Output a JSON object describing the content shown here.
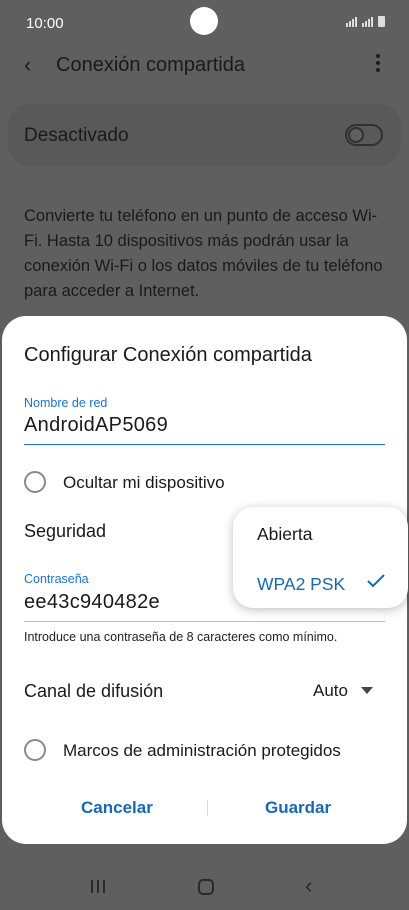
{
  "status_bar": {
    "time": "10:00"
  },
  "app_bar": {
    "title": "Conexión compartida"
  },
  "toggle": {
    "label": "Desactivado",
    "state": "off"
  },
  "description": "Convierte tu teléfono en un punto de acceso Wi-Fi. Hasta 10 dispositivos más podrán usar la conexión Wi-Fi o los datos móviles de tu teléfono para acceder a Internet.",
  "dialog": {
    "title": "Configurar Conexión compartida",
    "network_name": {
      "label": "Nombre de red",
      "value": "AndroidAP5069"
    },
    "hide_device": {
      "label": "Ocultar mi dispositivo",
      "checked": false
    },
    "security": {
      "label": "Seguridad"
    },
    "password": {
      "label": "Contraseña",
      "value": "ee43c940482e",
      "hint": "Introduce una contraseña de 8 caracteres como mínimo."
    },
    "broadcast_channel": {
      "label": "Canal de difusión",
      "value": "Auto"
    },
    "protected_frames": {
      "label": "Marcos de administración protegidos",
      "checked": false
    },
    "buttons": {
      "cancel": "Cancelar",
      "save": "Guardar"
    }
  },
  "security_menu": {
    "options": [
      "Abierta",
      "WPA2 PSK"
    ],
    "selected": "WPA2 PSK"
  },
  "colors": {
    "accent": "#1a73d9",
    "button_text": "#1768b5",
    "scrim_background": "#5f5f5f",
    "dialog_background": "#ffffff"
  },
  "nav_icons": [
    "recents-icon",
    "home-icon",
    "back-icon"
  ]
}
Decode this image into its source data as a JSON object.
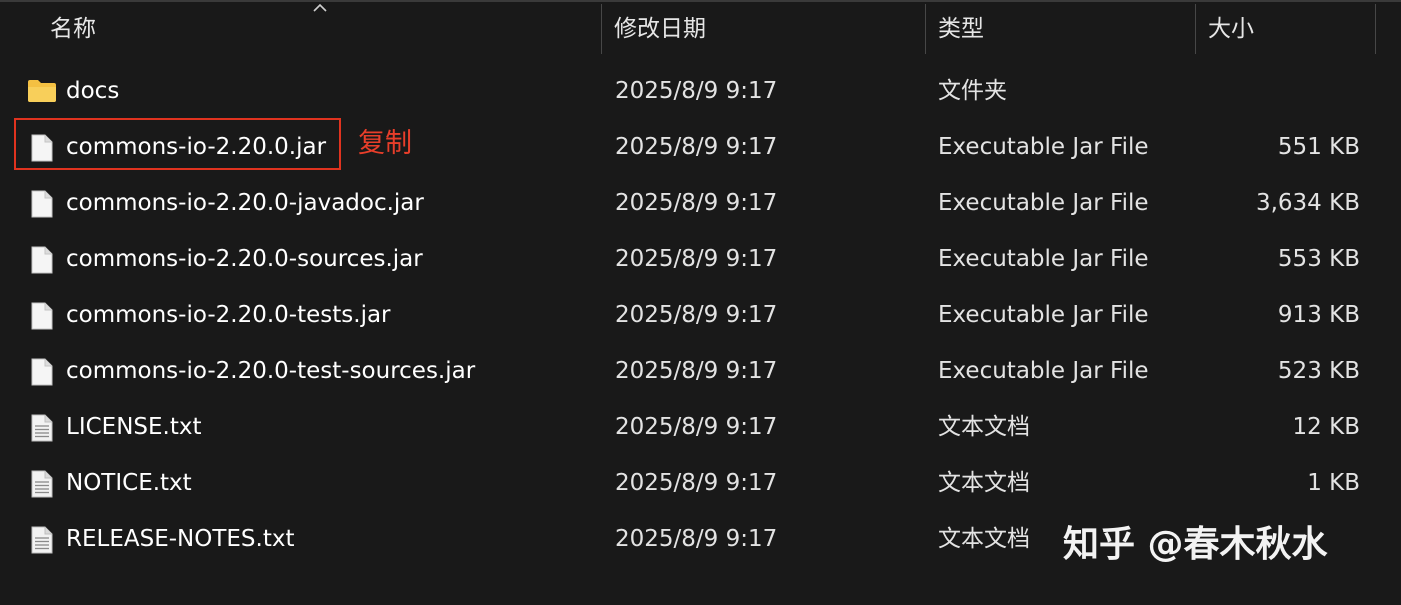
{
  "columns": {
    "name": "名称",
    "date": "修改日期",
    "type": "类型",
    "size": "大小"
  },
  "files": [
    {
      "name": "docs",
      "date": "2025/8/9 9:17",
      "type": "文件夹",
      "size": "",
      "icon": "folder-icon"
    },
    {
      "name": "commons-io-2.20.0.jar",
      "date": "2025/8/9 9:17",
      "type": "Executable Jar File",
      "size": "551 KB",
      "icon": "file-icon"
    },
    {
      "name": "commons-io-2.20.0-javadoc.jar",
      "date": "2025/8/9 9:17",
      "type": "Executable Jar File",
      "size": "3,634 KB",
      "icon": "file-icon"
    },
    {
      "name": "commons-io-2.20.0-sources.jar",
      "date": "2025/8/9 9:17",
      "type": "Executable Jar File",
      "size": "553 KB",
      "icon": "file-icon"
    },
    {
      "name": "commons-io-2.20.0-tests.jar",
      "date": "2025/8/9 9:17",
      "type": "Executable Jar File",
      "size": "913 KB",
      "icon": "file-icon"
    },
    {
      "name": "commons-io-2.20.0-test-sources.jar",
      "date": "2025/8/9 9:17",
      "type": "Executable Jar File",
      "size": "523 KB",
      "icon": "file-icon"
    },
    {
      "name": "LICENSE.txt",
      "date": "2025/8/9 9:17",
      "type": "文本文档",
      "size": "12 KB",
      "icon": "text-file-icon"
    },
    {
      "name": "NOTICE.txt",
      "date": "2025/8/9 9:17",
      "type": "文本文档",
      "size": "1 KB",
      "icon": "text-file-icon"
    },
    {
      "name": "RELEASE-NOTES.txt",
      "date": "2025/8/9 9:17",
      "type": "文本文档",
      "size": "",
      "icon": "text-file-icon"
    }
  ],
  "annotation": {
    "label": "复制",
    "color": "#e83e2a"
  },
  "watermark": "知乎 @春木秋水",
  "colors": {
    "background": "#191919",
    "folder": "#f4c042",
    "highlight": "#e0331f"
  }
}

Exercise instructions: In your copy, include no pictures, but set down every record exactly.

The completed task:
Output a JSON object describing the content shown here.
{
  "status_bar": {
    "time": "10:00"
  },
  "app_bar": {
    "title": "Conexión compartida"
  },
  "toggle": {
    "label": "Desactivado",
    "state": "off"
  },
  "description": "Convierte tu teléfono en un punto de acceso Wi-Fi. Hasta 10 dispositivos más podrán usar la conexión Wi-Fi o los datos móviles de tu teléfono para acceder a Internet.",
  "dialog": {
    "title": "Configurar Conexión compartida",
    "network_name": {
      "label": "Nombre de red",
      "value": "AndroidAP5069"
    },
    "hide_device": {
      "label": "Ocultar mi dispositivo",
      "checked": false
    },
    "security": {
      "label": "Seguridad"
    },
    "password": {
      "label": "Contraseña",
      "value": "ee43c940482e",
      "hint": "Introduce una contraseña de 8 caracteres como mínimo."
    },
    "broadcast_channel": {
      "label": "Canal de difusión",
      "value": "Auto"
    },
    "protected_frames": {
      "label": "Marcos de administración protegidos",
      "checked": false
    },
    "buttons": {
      "cancel": "Cancelar",
      "save": "Guardar"
    }
  },
  "security_menu": {
    "options": [
      "Abierta",
      "WPA2 PSK"
    ],
    "selected": "WPA2 PSK"
  },
  "colors": {
    "accent": "#1a73d9",
    "button_text": "#1768b5",
    "scrim_background": "#5f5f5f",
    "dialog_background": "#ffffff"
  },
  "nav_icons": [
    "recents-icon",
    "home-icon",
    "back-icon"
  ]
}
Decode this image into its source data as a JSON object.
{
  "columns": {
    "name": "名称",
    "date": "修改日期",
    "type": "类型",
    "size": "大小"
  },
  "files": [
    {
      "name": "docs",
      "date": "2025/8/9 9:17",
      "type": "文件夹",
      "size": "",
      "icon": "folder-icon"
    },
    {
      "name": "commons-io-2.20.0.jar",
      "date": "2025/8/9 9:17",
      "type": "Executable Jar File",
      "size": "551 KB",
      "icon": "file-icon"
    },
    {
      "name": "commons-io-2.20.0-javadoc.jar",
      "date": "2025/8/9 9:17",
      "type": "Executable Jar File",
      "size": "3,634 KB",
      "icon": "file-icon"
    },
    {
      "name": "commons-io-2.20.0-sources.jar",
      "date": "2025/8/9 9:17",
      "type": "Executable Jar File",
      "size": "553 KB",
      "icon": "file-icon"
    },
    {
      "name": "commons-io-2.20.0-tests.jar",
      "date": "2025/8/9 9:17",
      "type": "Executable Jar File",
      "size": "913 KB",
      "icon": "file-icon"
    },
    {
      "name": "commons-io-2.20.0-test-sources.jar",
      "date": "2025/8/9 9:17",
      "type": "Executable Jar File",
      "size": "523 KB",
      "icon": "file-icon"
    },
    {
      "name": "LICENSE.txt",
      "date": "2025/8/9 9:17",
      "type": "文本文档",
      "size": "12 KB",
      "icon": "text-file-icon"
    },
    {
      "name": "NOTICE.txt",
      "date": "2025/8/9 9:17",
      "type": "文本文档",
      "size": "1 KB",
      "icon": "text-file-icon"
    },
    {
      "name": "RELEASE-NOTES.txt",
      "date": "2025/8/9 9:17",
      "type": "文本文档",
      "size": "",
      "icon": "text-file-icon"
    }
  ],
  "annotation": {
    "label": "复制",
    "color": "#e83e2a"
  },
  "watermark": "知乎 @春木秋水",
  "colors": {
    "background": "#191919",
    "folder": "#f4c042",
    "highlight": "#e0331f"
  }
}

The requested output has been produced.